In males, TBI affects germ cells more than Leydig cells.8 Thus, although oligospermia or azoospermia (and hence infertility) are common post-BMT, preservation of Leydig cell function may maintain testosterone secretion within the normal range despite raised LH and FSH concentrations. The testes post-BMT are often inappropriately small and soft (because of radiation and/or chemotherapy damage to germ cells) and hence testicular enlargement should not be used to monitor pubertal progression.
Rachel is now 15.5 years and recently had her first oestrogen withdrawal bleed. Oestrogen replacement therapy has resulted in breast stage 4. She is pleased with her height, which is between the 25th and 50th centile (fig 3⇓ ) and has settled well in school. Examination is normal other than small cataracts that are not impairing her vision (fig 4⇓ ). Nevertheless, she has been referred to an ophthalmologist for a formal assessment. She continues to be monitored annually in respect of the late effects of her leukaemia and its treatment.
Cataracts may occur following TBI and although they may be present for many years without visual impairment, surgery is occasionally required. They are one of many initially asymptomatic complications that mean that lifelong surveillance is required for all BMT survivors.
A vital component of follow up, often delivered by nurse specialists, is health promotion. Particular issues include dietary and lifestyle promotion of bone health (because of an increased risk of osteopenia and osteoporosis) and sun protection (because of increased risk of skin cancer). Counselling in relation to smoking is also important, especially where there is already established lung disease such as pulmonary fibrosis. Table 5⇓ provides a suggested follow up protocol for bone marrow survivors. As additional late effects become evident such protocols will need to be modified. For example, there is growing evidence of an increased risk of insulin resistance and metabolic syndrome following BMT.12 Monitoring of the glucose:insulin ratio and blood lipid values, with an oral glucose tolerance test if the glucose:insulin ratio is abnormal, has therefore been added to our follow up protocol.
This case shows the wide ranging nature of the late sequelae of childhood cancer treatment. Almost any system can be affected, with cardiac, respiratory, and particularly endocrine sequelae being common.2,13,14 It also demonstrates that, despite considerable late morbidity, many patients have good quality of life. In addition, historically very few patients with relapsed leukaemia like Rachel would have achieved long term cure, highlighting the massive improvement in survival for childhood leukaemia that has been seen in the last 30 years.

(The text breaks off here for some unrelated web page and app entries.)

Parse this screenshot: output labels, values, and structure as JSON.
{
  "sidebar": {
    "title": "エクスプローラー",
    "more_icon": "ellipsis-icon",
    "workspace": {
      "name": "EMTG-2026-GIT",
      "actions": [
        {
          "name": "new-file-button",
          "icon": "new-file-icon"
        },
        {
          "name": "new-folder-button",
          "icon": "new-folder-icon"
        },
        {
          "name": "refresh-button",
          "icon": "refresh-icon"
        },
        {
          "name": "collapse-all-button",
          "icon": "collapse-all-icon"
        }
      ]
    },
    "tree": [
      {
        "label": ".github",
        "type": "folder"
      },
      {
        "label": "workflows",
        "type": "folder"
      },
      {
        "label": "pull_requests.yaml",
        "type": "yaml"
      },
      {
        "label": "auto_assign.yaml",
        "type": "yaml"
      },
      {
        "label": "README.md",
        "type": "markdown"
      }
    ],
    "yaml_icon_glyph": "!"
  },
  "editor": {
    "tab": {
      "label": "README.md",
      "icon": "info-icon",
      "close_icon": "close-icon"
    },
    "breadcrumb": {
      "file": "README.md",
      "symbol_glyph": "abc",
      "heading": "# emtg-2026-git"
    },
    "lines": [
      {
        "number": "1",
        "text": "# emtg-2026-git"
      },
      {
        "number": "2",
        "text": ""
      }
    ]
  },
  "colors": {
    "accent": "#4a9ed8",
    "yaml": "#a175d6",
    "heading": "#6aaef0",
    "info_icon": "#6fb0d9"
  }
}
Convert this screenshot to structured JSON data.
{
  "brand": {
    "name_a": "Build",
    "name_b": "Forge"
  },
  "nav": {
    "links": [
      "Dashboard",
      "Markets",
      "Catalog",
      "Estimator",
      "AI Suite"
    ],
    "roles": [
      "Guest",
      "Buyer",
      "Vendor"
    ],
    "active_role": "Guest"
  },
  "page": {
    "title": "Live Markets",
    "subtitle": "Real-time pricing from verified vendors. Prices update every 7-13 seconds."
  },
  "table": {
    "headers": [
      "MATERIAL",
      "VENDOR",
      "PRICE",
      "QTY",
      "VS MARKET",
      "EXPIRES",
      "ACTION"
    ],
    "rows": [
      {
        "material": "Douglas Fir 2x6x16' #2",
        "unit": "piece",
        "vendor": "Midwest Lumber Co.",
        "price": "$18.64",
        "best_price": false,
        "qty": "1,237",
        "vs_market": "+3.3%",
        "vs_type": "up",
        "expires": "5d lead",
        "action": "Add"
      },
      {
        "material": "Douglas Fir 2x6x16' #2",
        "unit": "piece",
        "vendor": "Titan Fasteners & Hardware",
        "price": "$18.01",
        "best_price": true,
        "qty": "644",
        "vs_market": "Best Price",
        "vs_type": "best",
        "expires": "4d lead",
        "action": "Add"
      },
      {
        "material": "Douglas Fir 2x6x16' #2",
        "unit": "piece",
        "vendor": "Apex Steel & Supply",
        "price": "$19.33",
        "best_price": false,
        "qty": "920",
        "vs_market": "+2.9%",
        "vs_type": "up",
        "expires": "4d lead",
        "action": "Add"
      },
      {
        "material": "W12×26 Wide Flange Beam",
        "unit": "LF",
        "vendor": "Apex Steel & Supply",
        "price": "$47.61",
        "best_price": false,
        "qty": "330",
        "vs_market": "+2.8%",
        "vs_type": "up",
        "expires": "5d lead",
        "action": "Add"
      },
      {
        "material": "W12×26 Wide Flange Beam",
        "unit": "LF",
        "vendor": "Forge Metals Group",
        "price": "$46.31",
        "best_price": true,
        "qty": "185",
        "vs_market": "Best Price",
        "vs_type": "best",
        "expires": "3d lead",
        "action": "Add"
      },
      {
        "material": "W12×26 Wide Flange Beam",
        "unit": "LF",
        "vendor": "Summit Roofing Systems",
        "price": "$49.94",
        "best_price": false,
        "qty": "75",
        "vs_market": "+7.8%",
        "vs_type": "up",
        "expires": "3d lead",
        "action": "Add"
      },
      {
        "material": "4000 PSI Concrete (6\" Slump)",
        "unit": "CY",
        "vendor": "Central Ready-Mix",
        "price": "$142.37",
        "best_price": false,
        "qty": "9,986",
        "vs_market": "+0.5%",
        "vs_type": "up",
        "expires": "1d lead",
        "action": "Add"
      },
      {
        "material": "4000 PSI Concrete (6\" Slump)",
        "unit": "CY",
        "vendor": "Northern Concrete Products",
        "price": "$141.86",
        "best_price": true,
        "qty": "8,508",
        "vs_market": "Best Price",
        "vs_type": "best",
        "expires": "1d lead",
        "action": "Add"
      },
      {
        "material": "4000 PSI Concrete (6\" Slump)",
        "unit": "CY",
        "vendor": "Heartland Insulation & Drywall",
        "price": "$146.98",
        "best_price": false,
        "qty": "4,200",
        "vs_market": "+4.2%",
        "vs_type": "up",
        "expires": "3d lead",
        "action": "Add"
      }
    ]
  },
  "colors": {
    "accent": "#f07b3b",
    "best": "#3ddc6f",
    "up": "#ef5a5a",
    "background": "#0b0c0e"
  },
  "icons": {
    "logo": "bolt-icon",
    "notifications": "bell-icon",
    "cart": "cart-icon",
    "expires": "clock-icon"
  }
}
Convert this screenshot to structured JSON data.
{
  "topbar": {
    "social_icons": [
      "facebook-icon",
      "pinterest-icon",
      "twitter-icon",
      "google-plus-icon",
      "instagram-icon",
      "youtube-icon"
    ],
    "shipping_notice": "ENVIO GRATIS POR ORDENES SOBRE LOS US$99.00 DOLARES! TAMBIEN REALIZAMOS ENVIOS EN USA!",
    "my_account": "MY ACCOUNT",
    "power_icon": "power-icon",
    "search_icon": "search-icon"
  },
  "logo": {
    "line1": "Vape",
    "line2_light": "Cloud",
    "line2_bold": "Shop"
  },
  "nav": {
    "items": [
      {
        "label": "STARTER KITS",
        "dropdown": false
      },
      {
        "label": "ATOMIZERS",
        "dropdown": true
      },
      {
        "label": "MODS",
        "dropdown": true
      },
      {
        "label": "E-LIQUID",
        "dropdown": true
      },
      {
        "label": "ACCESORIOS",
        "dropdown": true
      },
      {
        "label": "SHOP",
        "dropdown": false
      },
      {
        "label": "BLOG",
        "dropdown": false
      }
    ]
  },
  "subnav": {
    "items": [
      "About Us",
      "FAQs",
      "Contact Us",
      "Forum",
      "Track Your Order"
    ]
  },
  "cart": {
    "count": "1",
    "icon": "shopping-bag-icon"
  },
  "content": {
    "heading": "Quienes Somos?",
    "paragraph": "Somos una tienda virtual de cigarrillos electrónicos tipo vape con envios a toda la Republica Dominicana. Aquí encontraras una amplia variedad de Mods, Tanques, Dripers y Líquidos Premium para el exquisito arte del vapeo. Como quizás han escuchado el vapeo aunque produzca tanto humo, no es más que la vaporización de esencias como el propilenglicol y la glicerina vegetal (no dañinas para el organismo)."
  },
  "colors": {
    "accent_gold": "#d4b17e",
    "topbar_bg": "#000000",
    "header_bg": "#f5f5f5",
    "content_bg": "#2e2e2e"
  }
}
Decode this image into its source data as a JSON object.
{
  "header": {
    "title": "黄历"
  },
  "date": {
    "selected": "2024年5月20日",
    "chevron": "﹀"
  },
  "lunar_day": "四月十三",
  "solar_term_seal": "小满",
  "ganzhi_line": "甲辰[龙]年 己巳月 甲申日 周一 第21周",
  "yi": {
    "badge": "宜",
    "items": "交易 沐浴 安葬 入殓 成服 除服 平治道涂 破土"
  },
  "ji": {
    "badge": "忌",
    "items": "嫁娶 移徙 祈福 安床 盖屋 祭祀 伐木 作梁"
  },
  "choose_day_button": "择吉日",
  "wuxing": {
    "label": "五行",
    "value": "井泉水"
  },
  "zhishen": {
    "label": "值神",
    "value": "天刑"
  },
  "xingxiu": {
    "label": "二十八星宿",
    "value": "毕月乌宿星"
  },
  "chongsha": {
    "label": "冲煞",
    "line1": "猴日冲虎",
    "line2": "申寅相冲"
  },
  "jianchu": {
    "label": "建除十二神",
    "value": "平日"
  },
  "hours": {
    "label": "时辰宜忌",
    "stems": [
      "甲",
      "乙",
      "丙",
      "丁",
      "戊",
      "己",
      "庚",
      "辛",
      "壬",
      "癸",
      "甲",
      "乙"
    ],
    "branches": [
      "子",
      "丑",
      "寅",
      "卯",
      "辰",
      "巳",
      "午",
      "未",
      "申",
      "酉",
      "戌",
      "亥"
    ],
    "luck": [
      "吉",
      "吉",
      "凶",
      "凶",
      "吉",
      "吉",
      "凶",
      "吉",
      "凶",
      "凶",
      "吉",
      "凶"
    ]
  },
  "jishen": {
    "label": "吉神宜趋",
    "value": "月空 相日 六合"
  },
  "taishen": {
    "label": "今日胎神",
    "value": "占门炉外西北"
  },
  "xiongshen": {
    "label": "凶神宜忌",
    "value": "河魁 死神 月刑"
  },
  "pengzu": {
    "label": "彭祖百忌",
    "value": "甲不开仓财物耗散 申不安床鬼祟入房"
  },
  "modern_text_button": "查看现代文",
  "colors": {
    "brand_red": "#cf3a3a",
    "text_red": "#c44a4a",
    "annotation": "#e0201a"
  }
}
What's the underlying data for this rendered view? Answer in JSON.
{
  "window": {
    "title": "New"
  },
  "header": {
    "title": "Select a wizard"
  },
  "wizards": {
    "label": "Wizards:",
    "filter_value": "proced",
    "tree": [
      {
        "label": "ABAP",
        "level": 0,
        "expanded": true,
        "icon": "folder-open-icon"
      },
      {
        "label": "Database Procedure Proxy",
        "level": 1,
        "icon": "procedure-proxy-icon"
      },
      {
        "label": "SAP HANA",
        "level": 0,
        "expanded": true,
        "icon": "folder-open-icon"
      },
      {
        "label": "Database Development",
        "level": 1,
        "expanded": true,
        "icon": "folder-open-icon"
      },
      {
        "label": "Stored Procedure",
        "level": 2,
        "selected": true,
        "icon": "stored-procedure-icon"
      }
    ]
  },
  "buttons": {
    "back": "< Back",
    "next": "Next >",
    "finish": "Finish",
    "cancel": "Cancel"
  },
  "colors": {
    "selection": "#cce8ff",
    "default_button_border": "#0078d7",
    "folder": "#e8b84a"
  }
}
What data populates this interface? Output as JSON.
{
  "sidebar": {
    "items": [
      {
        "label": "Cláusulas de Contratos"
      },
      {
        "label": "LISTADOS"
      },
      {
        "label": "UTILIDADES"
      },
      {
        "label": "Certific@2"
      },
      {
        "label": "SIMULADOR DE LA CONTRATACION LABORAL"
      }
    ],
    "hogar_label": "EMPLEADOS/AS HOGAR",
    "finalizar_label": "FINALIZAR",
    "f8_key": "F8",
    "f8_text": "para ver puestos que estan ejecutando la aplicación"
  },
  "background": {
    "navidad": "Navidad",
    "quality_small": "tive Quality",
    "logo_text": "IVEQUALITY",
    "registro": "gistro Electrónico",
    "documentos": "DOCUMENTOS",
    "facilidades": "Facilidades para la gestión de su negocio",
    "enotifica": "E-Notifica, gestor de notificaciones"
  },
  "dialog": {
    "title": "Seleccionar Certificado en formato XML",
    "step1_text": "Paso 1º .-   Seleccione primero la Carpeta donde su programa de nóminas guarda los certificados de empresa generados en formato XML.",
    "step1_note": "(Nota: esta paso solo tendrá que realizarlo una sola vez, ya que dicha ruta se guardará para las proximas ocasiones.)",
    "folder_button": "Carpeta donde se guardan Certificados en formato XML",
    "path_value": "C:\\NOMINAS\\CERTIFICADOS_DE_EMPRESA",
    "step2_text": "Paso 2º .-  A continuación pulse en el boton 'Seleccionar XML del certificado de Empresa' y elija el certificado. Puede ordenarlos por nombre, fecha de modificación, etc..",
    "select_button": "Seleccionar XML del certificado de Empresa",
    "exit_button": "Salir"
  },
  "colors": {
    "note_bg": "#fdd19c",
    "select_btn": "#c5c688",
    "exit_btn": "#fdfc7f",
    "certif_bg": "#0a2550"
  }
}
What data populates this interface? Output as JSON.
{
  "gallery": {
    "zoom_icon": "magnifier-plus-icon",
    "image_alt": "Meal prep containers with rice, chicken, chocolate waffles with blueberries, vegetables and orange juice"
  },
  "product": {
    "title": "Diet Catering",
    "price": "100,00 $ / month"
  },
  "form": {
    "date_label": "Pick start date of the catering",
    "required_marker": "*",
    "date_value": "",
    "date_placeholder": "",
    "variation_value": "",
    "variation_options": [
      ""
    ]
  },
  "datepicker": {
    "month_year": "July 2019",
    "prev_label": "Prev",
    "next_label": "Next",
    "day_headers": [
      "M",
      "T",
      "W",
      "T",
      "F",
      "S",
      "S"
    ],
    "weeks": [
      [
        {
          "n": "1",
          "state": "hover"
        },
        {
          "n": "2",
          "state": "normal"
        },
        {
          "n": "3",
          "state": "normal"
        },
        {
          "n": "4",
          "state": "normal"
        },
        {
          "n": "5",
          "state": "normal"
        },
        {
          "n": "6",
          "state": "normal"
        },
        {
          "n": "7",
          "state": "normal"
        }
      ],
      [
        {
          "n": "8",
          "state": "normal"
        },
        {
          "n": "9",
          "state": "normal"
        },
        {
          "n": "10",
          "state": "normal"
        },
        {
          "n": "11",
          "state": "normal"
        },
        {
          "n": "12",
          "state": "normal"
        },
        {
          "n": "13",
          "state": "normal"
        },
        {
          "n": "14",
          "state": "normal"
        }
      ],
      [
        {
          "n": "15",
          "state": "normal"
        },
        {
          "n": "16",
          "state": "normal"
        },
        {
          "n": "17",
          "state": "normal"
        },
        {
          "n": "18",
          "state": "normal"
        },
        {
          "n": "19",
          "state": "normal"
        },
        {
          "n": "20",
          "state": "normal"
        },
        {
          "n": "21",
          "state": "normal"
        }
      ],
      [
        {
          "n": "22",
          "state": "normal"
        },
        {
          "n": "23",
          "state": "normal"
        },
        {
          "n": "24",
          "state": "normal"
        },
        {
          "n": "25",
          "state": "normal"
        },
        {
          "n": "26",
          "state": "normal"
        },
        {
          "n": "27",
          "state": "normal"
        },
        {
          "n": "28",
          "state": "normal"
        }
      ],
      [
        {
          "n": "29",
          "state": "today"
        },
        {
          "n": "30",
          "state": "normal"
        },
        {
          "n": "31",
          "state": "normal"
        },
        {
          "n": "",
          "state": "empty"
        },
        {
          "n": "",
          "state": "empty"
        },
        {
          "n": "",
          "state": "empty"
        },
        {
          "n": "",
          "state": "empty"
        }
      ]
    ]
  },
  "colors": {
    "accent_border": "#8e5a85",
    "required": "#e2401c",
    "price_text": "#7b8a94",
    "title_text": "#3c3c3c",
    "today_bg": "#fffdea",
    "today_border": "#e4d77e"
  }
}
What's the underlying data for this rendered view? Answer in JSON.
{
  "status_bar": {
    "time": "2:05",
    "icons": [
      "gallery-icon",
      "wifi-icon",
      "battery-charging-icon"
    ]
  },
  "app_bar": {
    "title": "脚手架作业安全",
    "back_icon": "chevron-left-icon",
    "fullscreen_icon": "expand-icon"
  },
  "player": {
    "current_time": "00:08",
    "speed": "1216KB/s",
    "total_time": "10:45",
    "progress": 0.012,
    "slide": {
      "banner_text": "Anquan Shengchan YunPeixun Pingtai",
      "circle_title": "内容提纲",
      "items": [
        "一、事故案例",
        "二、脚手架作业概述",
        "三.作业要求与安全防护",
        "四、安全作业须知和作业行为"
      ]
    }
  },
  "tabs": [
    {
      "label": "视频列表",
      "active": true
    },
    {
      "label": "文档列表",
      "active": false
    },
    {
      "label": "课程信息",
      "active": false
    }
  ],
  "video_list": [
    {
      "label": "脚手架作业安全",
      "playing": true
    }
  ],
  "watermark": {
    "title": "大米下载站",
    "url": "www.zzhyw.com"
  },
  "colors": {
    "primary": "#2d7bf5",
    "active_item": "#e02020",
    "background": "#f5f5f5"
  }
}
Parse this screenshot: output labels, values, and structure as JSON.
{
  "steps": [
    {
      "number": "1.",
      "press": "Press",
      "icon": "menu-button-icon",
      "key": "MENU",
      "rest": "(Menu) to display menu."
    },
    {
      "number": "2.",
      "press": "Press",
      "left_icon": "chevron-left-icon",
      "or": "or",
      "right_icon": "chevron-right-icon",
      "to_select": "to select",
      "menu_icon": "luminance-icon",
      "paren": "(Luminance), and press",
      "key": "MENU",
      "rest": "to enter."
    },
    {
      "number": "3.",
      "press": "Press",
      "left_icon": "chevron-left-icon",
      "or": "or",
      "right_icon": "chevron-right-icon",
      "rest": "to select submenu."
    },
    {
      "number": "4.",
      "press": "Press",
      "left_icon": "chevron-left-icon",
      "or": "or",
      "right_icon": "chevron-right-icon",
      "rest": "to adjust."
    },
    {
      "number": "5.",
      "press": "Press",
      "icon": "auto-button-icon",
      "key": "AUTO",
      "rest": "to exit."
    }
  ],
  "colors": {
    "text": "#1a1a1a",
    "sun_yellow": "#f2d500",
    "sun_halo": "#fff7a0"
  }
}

Thanks to Dr Rob Primhak for help with the flow–volume loops.